Despite consumption of sports drinks being linked to higher levels of moderate-to-vigorous physical activity, overall, the researchers found that consumption of sports and energy drinks contributes to a growing cluster of unhealthy behaviors among adolescents.
The study finds a link between smoking, high consumption of other sugary drinks, and prolonged time watching TV or playing video games with weekly sports and energy drinks consumption.
Lead author Nicole Larson, PhD, from the Division of Epidemiology and Community Health, School of Public Health at the University of Minnesota, explains:
“Among boys, weekly sports drink consumption was significantly associated with higher TV viewing; boys who regularly consumed sports drinks spent about 1 additional hour per week watching TV, compared with boys who consumed sports drinks less than once per week.
Boys who consumed energy drinks at least weekly spent approximately 4 additional hours per week playing video games, compared with those who consumed energy drinks less than once per week.”
Dr. Larson and her team say that future research and interventions should do more to promote healthy hydration habits in adolescents and target the clustering of behaviors that present health risks to youth.
The position on these drinks from the American Academy of Pediatrics (AAP) is that sports drinks should only be consumed by adolescents after vigorous and prolonged physical activity.
The AAP asserts that energy drinks, meanwhile, should not be consumed as they offer no health benefits and increase risks for overstimulation of the nervous system.
Earlier this year, the Centers for Disease Control and Prevention (CDC) found that around 73% of children consume caffeine on a daily basis. The CDC also reported that 20% of teenagers who consume energy drinks believe them to be safe.
A recent study from researchers at Iowa State University suggested that the drinks’ labeling may be to blame for the misperception of energy drinks as not being harmful. Current Food and Drug Administration (FDA) guidelines do not require caffeine and other stimulants to be listed in product labeling.

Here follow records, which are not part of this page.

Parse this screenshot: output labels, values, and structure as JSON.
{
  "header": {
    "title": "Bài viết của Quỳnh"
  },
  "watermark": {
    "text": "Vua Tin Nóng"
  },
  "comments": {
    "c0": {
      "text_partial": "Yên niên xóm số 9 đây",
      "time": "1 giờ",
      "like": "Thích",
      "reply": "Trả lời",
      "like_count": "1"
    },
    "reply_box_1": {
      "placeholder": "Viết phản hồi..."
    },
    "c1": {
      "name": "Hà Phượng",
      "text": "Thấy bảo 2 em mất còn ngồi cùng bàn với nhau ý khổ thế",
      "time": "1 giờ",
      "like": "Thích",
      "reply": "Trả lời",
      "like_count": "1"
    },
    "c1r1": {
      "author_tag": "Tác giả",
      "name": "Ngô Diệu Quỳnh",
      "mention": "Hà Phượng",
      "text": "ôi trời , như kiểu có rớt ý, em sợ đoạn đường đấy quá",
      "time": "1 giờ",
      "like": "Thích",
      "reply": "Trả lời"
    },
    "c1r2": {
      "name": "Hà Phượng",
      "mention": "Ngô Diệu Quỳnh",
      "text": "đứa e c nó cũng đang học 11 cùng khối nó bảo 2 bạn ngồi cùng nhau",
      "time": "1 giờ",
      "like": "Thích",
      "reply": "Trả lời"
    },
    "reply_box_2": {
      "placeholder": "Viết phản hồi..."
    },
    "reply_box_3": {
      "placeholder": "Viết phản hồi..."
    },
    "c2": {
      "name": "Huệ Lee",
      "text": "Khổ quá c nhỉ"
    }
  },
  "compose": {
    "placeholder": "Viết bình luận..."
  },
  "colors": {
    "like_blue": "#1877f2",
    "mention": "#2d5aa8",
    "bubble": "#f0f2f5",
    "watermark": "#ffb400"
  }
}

Also, although the FDA says that up to 400 mg of caffeine a day is not associated with adverse effects in adults, the administration has not issued any caffeine recommendations for children and adolescents.